Dir. by John Ford

The following are screen captures from two related sequences in John Ford’s Four Men and a Prayer, a remarkable (and remarkably strange) film about imperialism, globalization, and the military industrial complex that predates America’s involvement in World War II by three years. I could have just as easily ended that sentence with the phrases “that predates Eisenhower’s farewell address by more than two decades” or “that predates the Iran-Contra scandal by nearly fifty years.” The film is about four British sons who in their efforts to redeem the reputation of their murdered father uncover an elaborate plot by otherwise respectable businessmen to sell arms to anyone with the money to pay, even when that means supplying both sides of a revolutionary struggle in South America.

Sequence 1

Loretta Young plays Lynn Cherrington, the carefree American lover of one of the sons, who, over the course of the film, discovers that her father is president — in title, at least — of the arms manufacturer that profits from the war in “Marlanda, an island kingdom far off the beaten track, hurled into revolt by the machinations of a munitions sydicate,” or so the fictional country is described in an inter-title. Note the preposition there. War is induced by the profiteers.

In sequence 1, Ford offers a montage of beautiful portraits of the revolutionaries, who all cling tightly to the weapons that might bring them freedom. The close-up of Young establishes the point of view here: naive, privileged, romantic. She’s a tourist. These are six consecutive shots, accompanied only by the voice of the revolution’s leader, who says of the weapons: “With these I shall liberate my unfortunate people. They shall be happy once more.
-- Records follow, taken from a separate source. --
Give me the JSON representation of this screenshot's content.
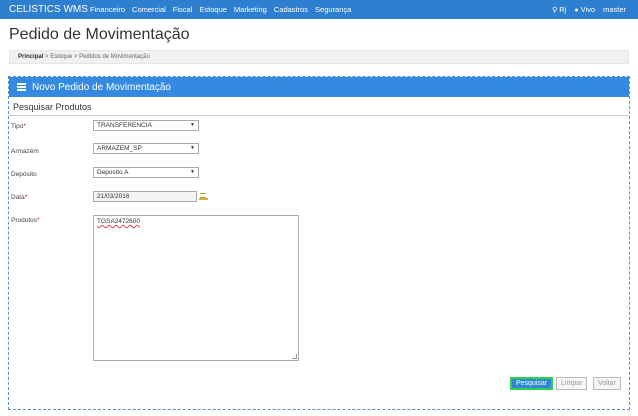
{
  "navbar": {
    "brand": "CELISTICS WMS",
    "menu": [
      "Financeiro",
      "Comercial",
      "Fiscal",
      "Estoque",
      "Marketing",
      "Cadastros",
      "Segurança"
    ],
    "location_icon": "map-marker-icon",
    "location": "Rj",
    "user_icon": "user-icon",
    "user": "Vivo",
    "account": "master"
  },
  "page": {
    "title": "Pedido de Movimentação"
  },
  "breadcrumb": {
    "items": [
      "Principal",
      "Estoque",
      "Pedidos de Movimentação"
    ],
    "separator": ">"
  },
  "panel": {
    "icon": "list-icon",
    "title": "Novo Pedido de Movimentação",
    "section": "Pesquisar Produtos"
  },
  "form": {
    "tipo": {
      "label": "Tipo",
      "required": "*",
      "value": "TRANSFERENCIA"
    },
    "armazem": {
      "label": "Armazém",
      "value": "ARMAZEM_SP"
    },
    "deposito": {
      "label": "Depósito",
      "value": "Deposito A"
    },
    "data": {
      "label": "Data",
      "required": "*",
      "value": "21/03/2016"
    },
    "produtos": {
      "label": "Produtos",
      "required": "*",
      "value": "TGSA2472600"
    }
  },
  "buttons": {
    "search": "Pesquisar",
    "clear": "Limpar",
    "back": "Voltar"
  },
  "colors": {
    "navbar": "#2f7fd1",
    "panel_header": "#338ae0",
    "primary_button": "#2d86d6",
    "focus_outline": "#2bd34a"
  }
}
Liberty!”

Four Men and a Prayer (Ford, 1938)

Four Men and a Prayer (Ford, 1938)

Four Men and a Prayer (Ford, 1938)

Four Men and a Prayer (Ford, 1938)

Four Men and a Prayer (Ford, 1938)

Four Men and a Prayer (Ford, 1938)

Sequence 2

Moments later the revolutionaries discover their weapons are faulty, and the entire group is gunned down — again with Loretta Young looking on. I’ve trimmed a few shots from this sequence but what I’ve included is representative of Ford’s montage.

Four Men and a Prayer (Ford, 1938)

Four Men and a Prayer (Ford, 1938)

Four Men and a Prayer (Ford, 1938)

Four Men and a Prayer (Ford, 1938)

Four Men and a Prayer (Ford, 1938)

Four Men and a Prayer (Ford, 1938)

One of the few bits of writing about this film I could find online makes the fairly obvious point that Four Men and a Prayer reenacts imperialism both in its representation of other cultures — Ford’s vision of the Other is only slightly more nuanced than Spielberg’s in Temple of Doom — and in its basic plot construction: the story, after all, posits that the real moral issue of the film is whether four incredibly wealthy British men can restore their father’s honor.

But, good god, these two sequences are like something from Godard’s Week End — a genuinely shocking and disorienting experience that short-circuits every plot contrivance. As the characters saunter their way through the remainder of their adventure over the next 30 minutes, every move is infected with cynicism and bile.